### [WHAT NEEDS TO BE DONE]
Select, from the material below, each line with "example" in it.

--- START ---

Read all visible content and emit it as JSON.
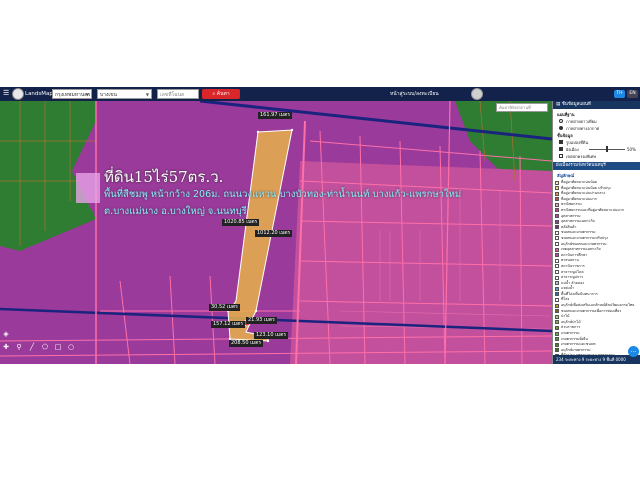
{
  "header": {
    "brand": "LandsMaps",
    "province_select": "กรุงเทพมหานคร",
    "district_select": "บางเขน",
    "parcel_select": "Bang Bua Thong",
    "parcel_number_placeholder": "เลขที่โฉนด",
    "search_button": "ค้นหา",
    "user_text": "หน้าสู่ระบบ/ลงทะเบียน",
    "lang_th": "TH",
    "lang_en": "EN"
  },
  "map": {
    "title_line1": "ที่ดิน15ไร่57ตร.ว.",
    "title_line2": "พื้นที่สีชมพู หน้ากว้าง 206ม. ถนนวงแหวน บางบัวทอง-ท่าน้ำนนท์ บางแก้ว-แพรกษาใหม่",
    "title_line3": "ต.บางแม่นาง อ.บางใหญ่ จ.นนทบุรี",
    "measure_labels": [
      {
        "text": "161.97 เมตร"
      },
      {
        "text": "1020.85 เมตร"
      },
      {
        "text": "1012.20 เมตร"
      },
      {
        "text": "30.52 เมตร"
      },
      {
        "text": "21.93 เมตร"
      },
      {
        "text": "157.12 เมตร"
      },
      {
        "text": "123.10 เมตร"
      },
      {
        "text": "208.50 เมตร"
      }
    ],
    "search_placeholder": "ค้นหาพิกัด/สถานที่"
  },
  "panel": {
    "header": "ชั้นข้อมูลแผนที่",
    "basemap_title": "แผนที่ฐาน",
    "basemap_options": [
      {
        "label": "ภาพถ่ายดาวเทียม",
        "selected": false
      },
      {
        "label": "ภาพถ่ายทางอากาศ",
        "selected": true
      }
    ],
    "layer_title": "ชั้นข้อมูล",
    "layers": [
      {
        "label": "รูปแปลงที่ดิน",
        "checked": true,
        "opacity": "50%"
      },
      {
        "label": "ผังเมือง",
        "checked": true,
        "opacity": "50%"
      },
      {
        "label": "เขตปกครองพิเศษ",
        "checked": false,
        "opacity": ""
      }
    ],
    "section_header": "ผังเมืองรวมจังหวัดนนทบุรี",
    "legend_title": "สัญลักษณ์",
    "legend": [
      {
        "color": "#fff2a8",
        "label": "ที่อยู่อาศัยหนาแน่นน้อย"
      },
      {
        "color": "#f7e26a",
        "label": "ที่อยู่อาศัยหนาแน่นน้อย ปรับปรุง"
      },
      {
        "color": "#e7a03a",
        "label": "ที่อยู่อาศัยหนาแน่นปานกลาง"
      },
      {
        "color": "#c0504d",
        "label": "ที่อยู่อาศัยหนาแน่นมาก"
      },
      {
        "color": "#f2a2c0",
        "label": "พาณิชยกรรม"
      },
      {
        "color": "#d33b8c",
        "label": "พาณิชยกรรมและที่อยู่อาศัยหนาแน่นมาก"
      },
      {
        "color": "#b04aa8",
        "label": "อุตสาหกรรม"
      },
      {
        "color": "#9a3a9a",
        "label": "อุตสาหกรรมเฉพาะกิจ"
      },
      {
        "color": "#7a2e7a",
        "label": "คลังสินค้า"
      },
      {
        "color": "#ffffff",
        "label": "ชนบทและเกษตรกรรม"
      },
      {
        "color": "#ffffff",
        "label": "ชนบทและเกษตรกรรมปรับปรุง"
      },
      {
        "color": "#ffffff",
        "label": "อนุรักษ์ชนบทและเกษตรกรรม"
      },
      {
        "color": "#e060a0",
        "label": "เขตอุตสาหกรรมเฉพาะกิจ"
      },
      {
        "color": "#c040c0",
        "label": "สถาบันการศึกษา"
      },
      {
        "color": "#ffffff",
        "label": "ศาสนสถาน"
      },
      {
        "color": "#ffffff",
        "label": "สถาบันราชการ"
      },
      {
        "color": "#ffffff",
        "label": "สาธารณูปโภค"
      },
      {
        "color": "#ffffff",
        "label": "สาธารณูปการ"
      },
      {
        "color": "#a8c8e8",
        "label": "แม่น้ำ ลำคลอง"
      },
      {
        "color": "#5aa0d8",
        "label": "แหล่งน้ำ"
      },
      {
        "color": "#2f6fb0",
        "label": "พื้นที่โล่งเพื่อนันทนาการ"
      },
      {
        "color": "#ffffff",
        "label": "ที่โล่ง"
      },
      {
        "color": "#c7a020",
        "label": "อนุรักษ์เพื่อส่งเสริมเอกลักษณ์ศิลปวัฒนธรรมไทย"
      },
      {
        "color": "#8b5a2b",
        "label": "ชนบทและเกษตรกรรมเพื่อการท่องเที่ยว"
      },
      {
        "color": "#a0d070",
        "label": "ป่าไม้"
      },
      {
        "color": "#7ab648",
        "label": "อนุรักษ์ป่าไม้"
      },
      {
        "color": "#58a030",
        "label": "ส่วนราชการ"
      },
      {
        "color": "#6ab04c",
        "label": "เกษตรกรรม"
      },
      {
        "color": "#4c9a2a",
        "label": "เกษตรกรรมยั่งยืน"
      },
      {
        "color": "#3e8a22",
        "label": "เกษตรกรรมและชนบท"
      },
      {
        "color": "#2e7a18",
        "label": "อนุรักษ์เกษตรกรรม"
      },
      {
        "color": "#a4c639",
        "label": "ที่ดินประเภทชนบทและเกษตรกรรม"
      },
      {
        "color": "#8fb02a",
        "label": "ที่ดินประเภทอนุรักษ์"
      },
      {
        "color": "#e8a040",
        "label": "ที่ดินประเภทพาณิชยกรรม"
      },
      {
        "color": "#d07030",
        "label": "ที่ดินประเภทอุตสาหกรรม"
      },
      {
        "color": "#ffffff",
        "label": "ที่ดินประเภทอื่นๆ"
      },
      {
        "color": "#c04020",
        "label": "ที่ดินประเภทสถาบัน"
      },
      {
        "color": "#b03020",
        "label": "ที่ดินประเภทศาสนา"
      },
      {
        "color": "#f0d060",
        "label": "พื้นที่พัฒนาพิเศษ"
      },
      {
        "color": "#ffffff",
        "label": "พื้นที่ส่งเสริม"
      }
    ],
    "footer": "234 ระยะทาง 9 ระยะทาง 9 พื้นที่ 0000"
  },
  "fab_label": "..."
}
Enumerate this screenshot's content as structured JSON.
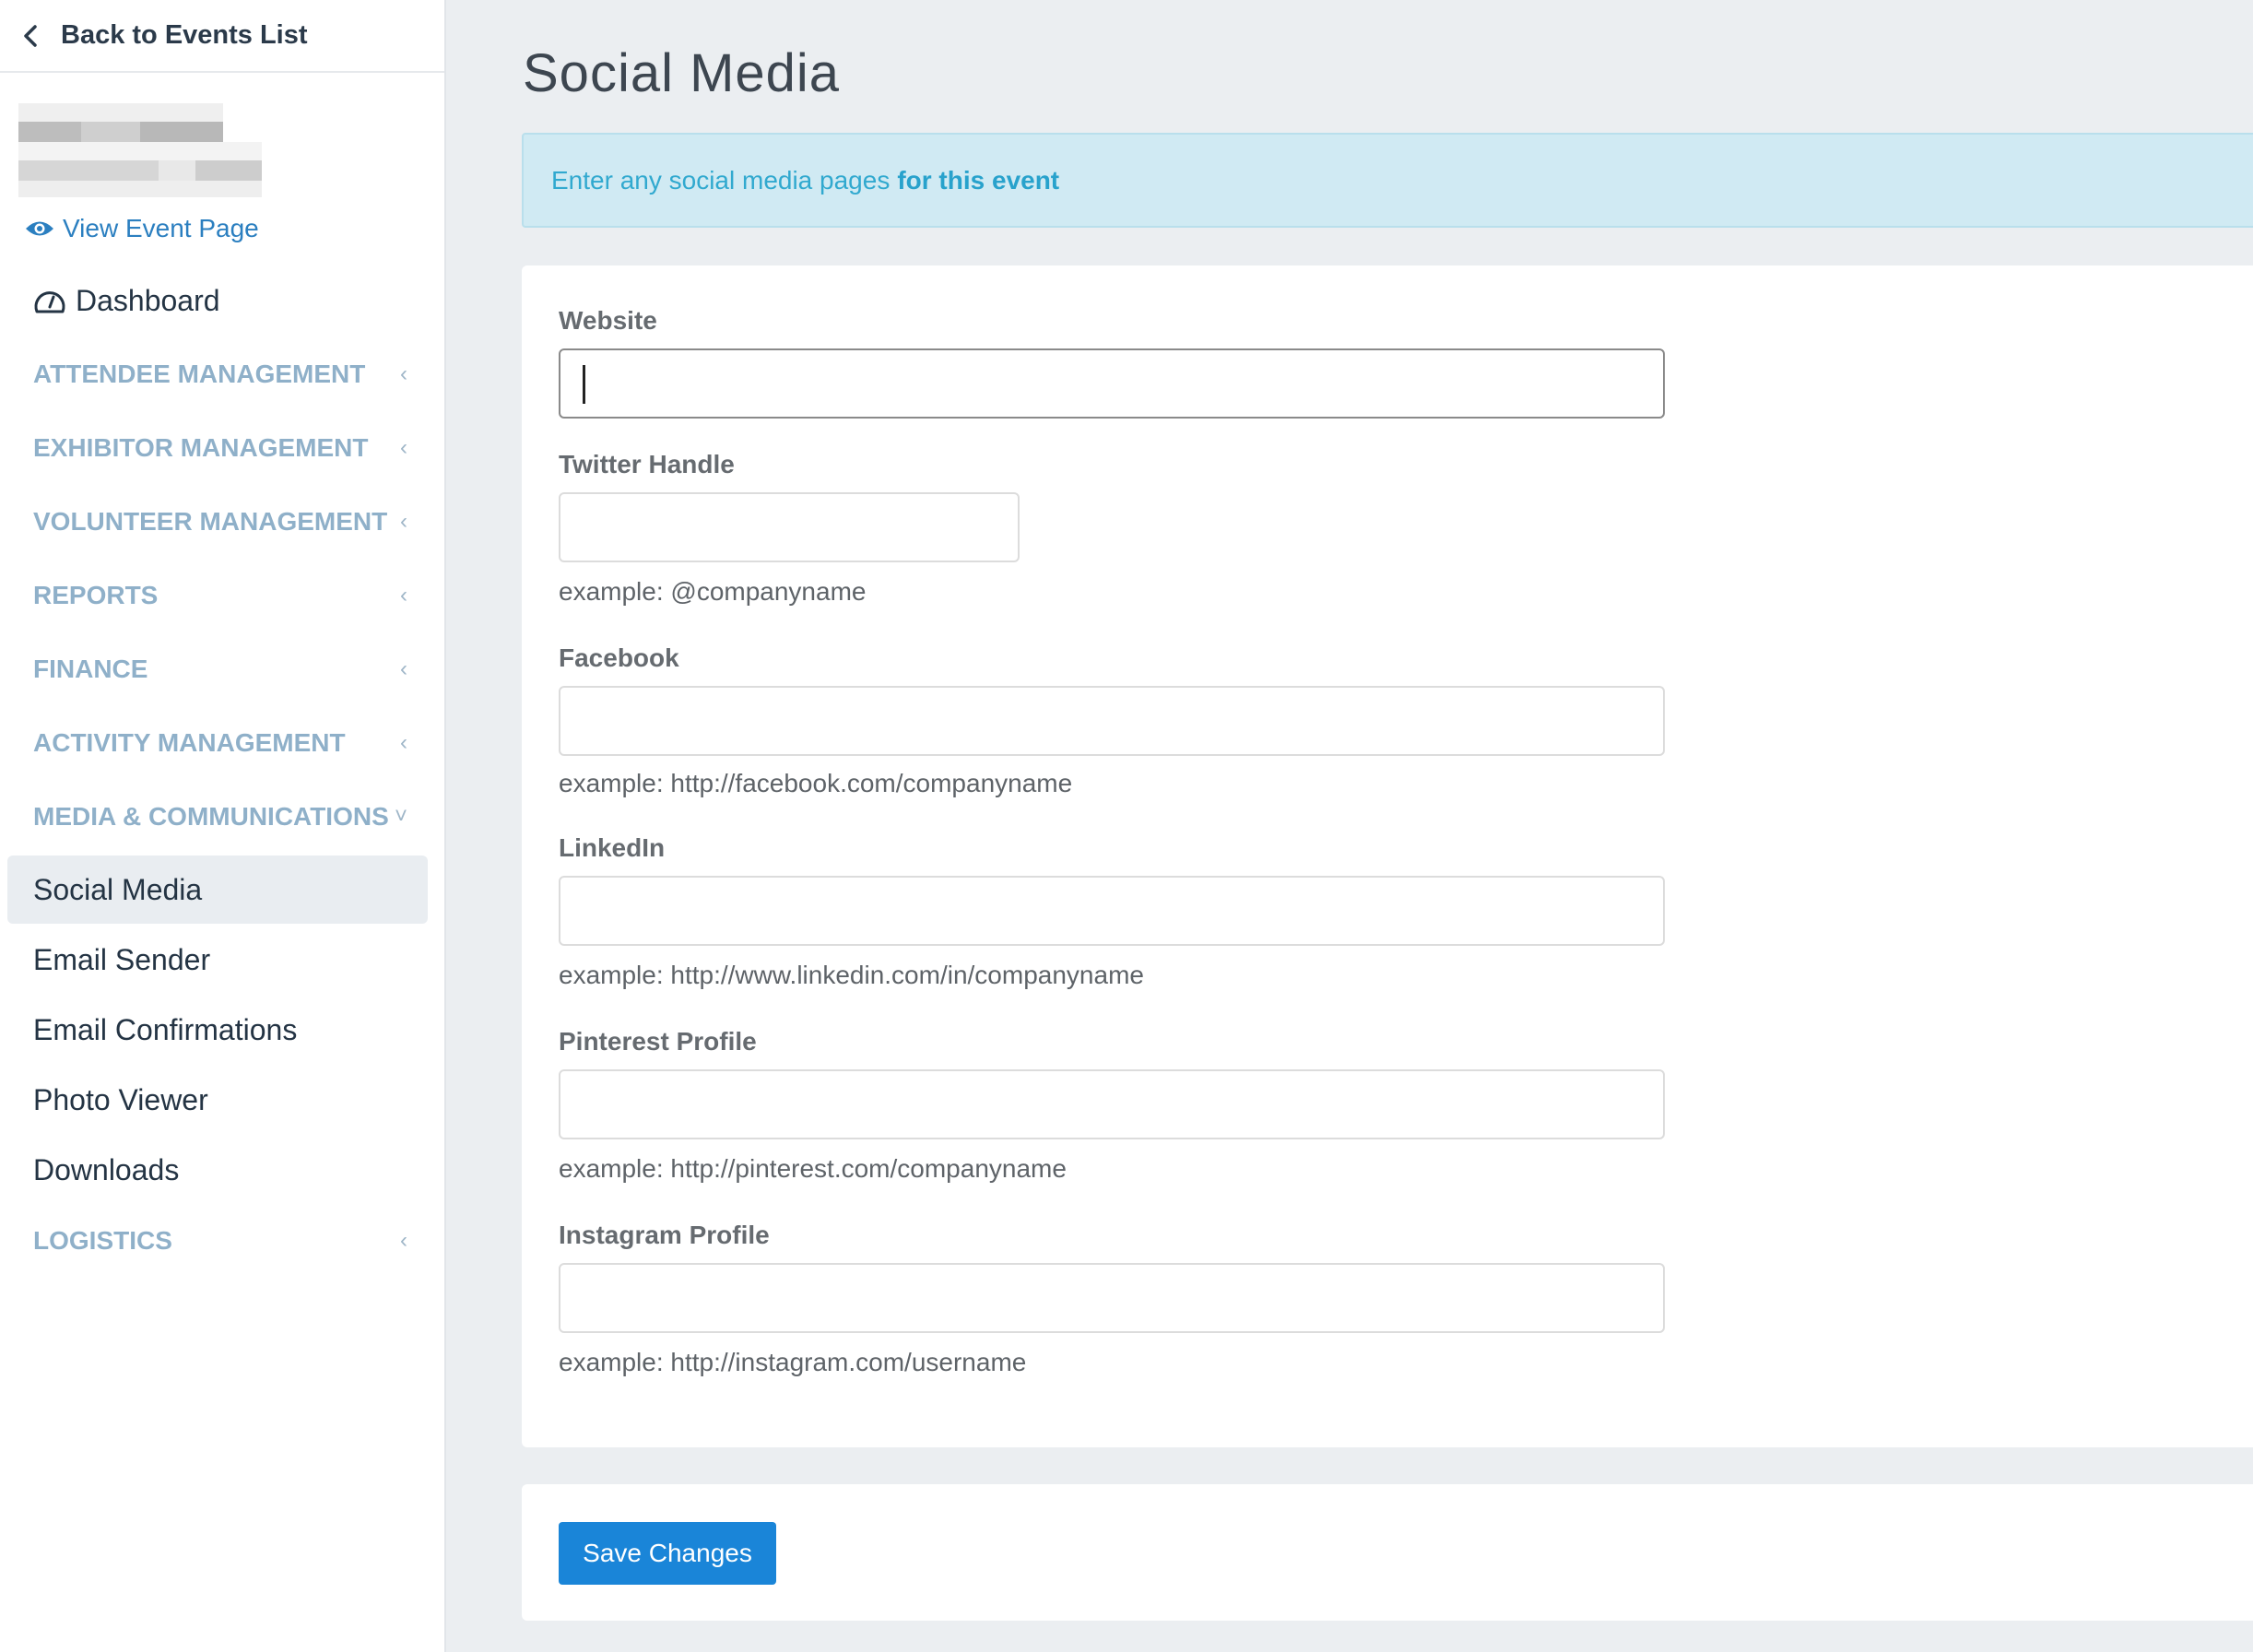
{
  "sidebar": {
    "back_label": "Back to Events List",
    "view_event_label": "View Event Page",
    "dashboard_label": "Dashboard",
    "sections": [
      {
        "label": "ATTENDEE MANAGEMENT",
        "chevron": "‹"
      },
      {
        "label": "EXHIBITOR MANAGEMENT",
        "chevron": "‹"
      },
      {
        "label": "VOLUNTEER MANAGEMENT",
        "chevron": "‹"
      },
      {
        "label": "REPORTS",
        "chevron": "‹"
      },
      {
        "label": "FINANCE",
        "chevron": "‹"
      },
      {
        "label": "ACTIVITY MANAGEMENT",
        "chevron": "‹"
      },
      {
        "label": "MEDIA & COMMUNICATIONS",
        "chevron": "˅"
      }
    ],
    "sub_items": [
      "Social Media",
      "Email Sender",
      "Email Confirmations",
      "Photo Viewer",
      "Downloads"
    ],
    "active_sub_item": "Social Media",
    "logistics": {
      "label": "LOGISTICS",
      "chevron": "‹"
    }
  },
  "main": {
    "title": "Social Media",
    "alert_text": "Enter any social media pages",
    "alert_bold": "for this event",
    "fields": {
      "website": {
        "label": "Website",
        "value": ""
      },
      "twitter": {
        "label": "Twitter Handle",
        "value": "",
        "help": "example: @companyname"
      },
      "facebook": {
        "label": "Facebook",
        "value": "",
        "help": "example: http://facebook.com/companyname"
      },
      "linkedin": {
        "label": "LinkedIn",
        "value": "",
        "help": "example: http://www.linkedin.com/in/companyname"
      },
      "pinterest": {
        "label": "Pinterest Profile",
        "value": "",
        "help": "example: http://pinterest.com/companyname"
      },
      "instagram": {
        "label": "Instagram Profile",
        "value": "",
        "help": "example: http://instagram.com/username"
      }
    },
    "save_label": "Save Changes"
  },
  "colors": {
    "accent": "#1a85d8",
    "section_text": "#8fb0c9",
    "alert_bg": "#d0eaf3",
    "alert_text": "#31a9cf"
  }
}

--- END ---

### [EXERCISE RESULT]
        "help": "example: @companyname"
        "help": "example: http://facebook.com/companyname"
        "help": "example: http://www.linkedin.com/in/companyname"
        "help": "example: http://pinterest.com/companyname"
        "help": "example: http://instagram.com/username"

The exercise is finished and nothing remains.